So what does the snow mean for us?  A definite change in the aerification schedule will be necessary and we will let you know those adjustments when we know.

We worked diligently to finish up fairway aerification and the burn this week before the storm.  Some have asked if that is all the burn and yes it is.  We wanted to get all of the perimeter done but that takes a perfect day to accomplish.  An unfavorable wind prevented us from burning around 10, 11, and 14.  Also our crew was wearing down and we didn't want to make a mistake.  We have started burning every other year rather than on a 3 year schedule.  Such as that is, it is not imperative to get all areas burned each year as we can pick up some the next year.  A huge thanks to my crew for their efforts each year to help manage the rough.

The ice damage that we have discussed prior is becoming more apparent as the turf greens up.  Whenever you incur damage it is sometimes difficult to determine whether it is best to "sow it or grow it".  It is always best in my opinion to grow it if you have enough surviving plants.  Why?  Because those viable plants will be at least 4-6 weeks ahead of any seedlings that you germinate so there is a huge time advantage by "growing it".  That means maximizing growth through extra fertility and limited mowing.  Many of our areas like those seen below fall into this category where there are enough surviving bluegrass plants that can fill in to achieve a desirable turf by the end of May.  There are fewer areas that incurred complete kills and will be seeded as soon as soil temperatures warm.  Those areas will take longer to achieve the density we want but expect them to be complete by the end of June.

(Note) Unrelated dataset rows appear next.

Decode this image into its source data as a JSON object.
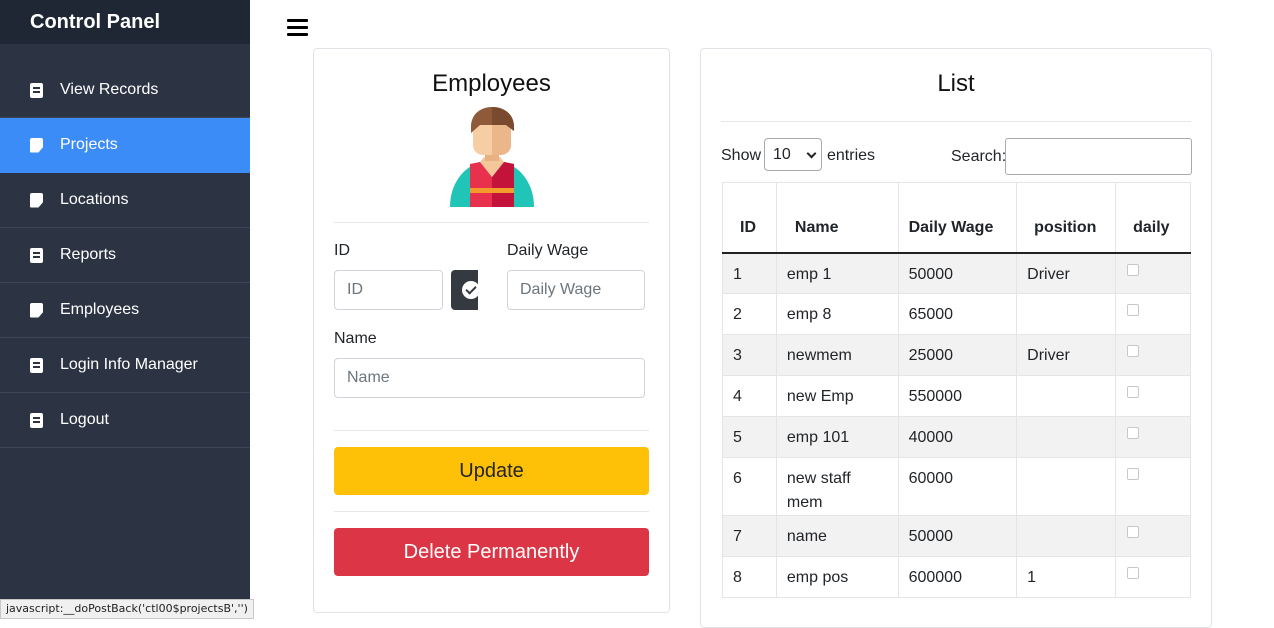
{
  "sidebar": {
    "title": "Control Panel",
    "items": [
      {
        "label": "View Records",
        "icon": "document-icon"
      },
      {
        "label": "Projects",
        "icon": "note-icon",
        "active": true
      },
      {
        "label": "Locations",
        "icon": "note-icon"
      },
      {
        "label": "Reports",
        "icon": "document-icon"
      },
      {
        "label": "Employees",
        "icon": "note-icon"
      },
      {
        "label": "Login Info Manager",
        "icon": "document-icon"
      },
      {
        "label": "Logout",
        "icon": "document-icon"
      }
    ]
  },
  "status_bar": {
    "text": "javascript:__doPostBack('ctl00$projectsB','')"
  },
  "form": {
    "title": "Employees",
    "id_label": "ID",
    "id_placeholder": "ID",
    "wage_label": "Daily Wage",
    "wage_placeholder": "Daily Wage",
    "name_label": "Name",
    "name_placeholder": "Name",
    "update_label": "Update",
    "delete_label": "Delete Permanently"
  },
  "list": {
    "title": "List",
    "show_label": "Show",
    "entries_value": "10",
    "entries_label": "entries",
    "search_label": "Search:",
    "columns": [
      "ID",
      "Name",
      "Daily Wage",
      "position",
      "daily"
    ],
    "rows": [
      {
        "id": "1",
        "name": "emp 1",
        "wage": "50000",
        "position": "Driver",
        "daily": false
      },
      {
        "id": "2",
        "name": "emp 8",
        "wage": "65000",
        "position": "",
        "daily": false
      },
      {
        "id": "3",
        "name": "newmem",
        "wage": "25000",
        "position": "Driver",
        "daily": false
      },
      {
        "id": "4",
        "name": "new Emp",
        "wage": "550000",
        "position": "",
        "daily": false
      },
      {
        "id": "5",
        "name": "emp 101",
        "wage": "40000",
        "position": "",
        "daily": false
      },
      {
        "id": "6",
        "name": "new staff mem",
        "wage": "60000",
        "position": "",
        "daily": false
      },
      {
        "id": "7",
        "name": "name",
        "wage": "50000",
        "position": "",
        "daily": false
      },
      {
        "id": "8",
        "name": "emp pos",
        "wage": "600000",
        "position": "1",
        "daily": false
      }
    ]
  },
  "colors": {
    "sidebar_bg": "#2c3444",
    "sidebar_header_bg": "#202734",
    "active_item": "#3b8cf6",
    "update_button": "#ffc107",
    "delete_button": "#dc3545"
  }
}
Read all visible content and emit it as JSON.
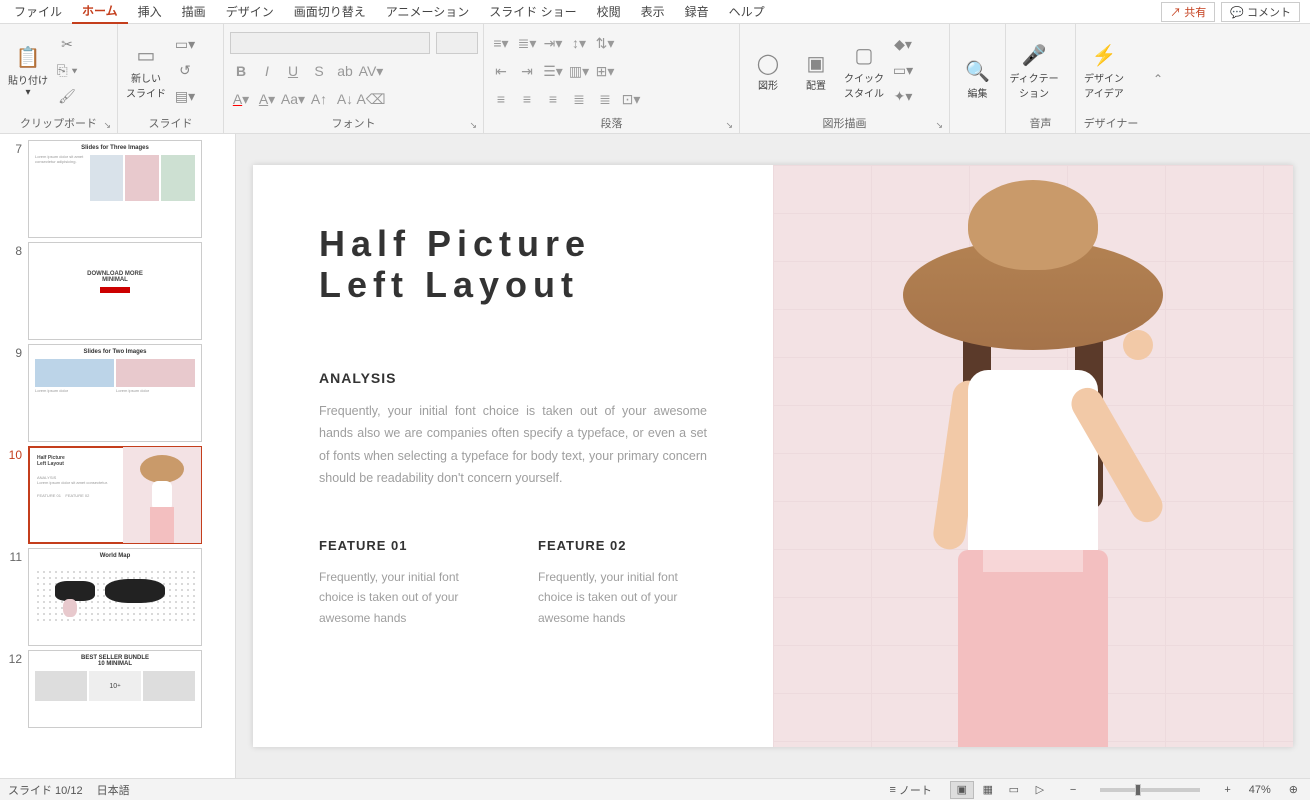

A huge inconvenience to you and your game and our mowers is the escalating worm activity seen below.  Unfortunately there is no legal chemical control for earthworms.  There has been much research on cultural practices that reduce activity but no quantitative results have been achieved.  Recently though some products containing saponins derived from mowrah meal, green tea leaves, or seaweed have shown effectiveness at repelling earthworms.  We have purchased some of these products and are waiting for a warm spring rain to apply them.  Hopefully they work well for us and we can start cleaning up our greens and collars.

Enjoy your Masters weekend.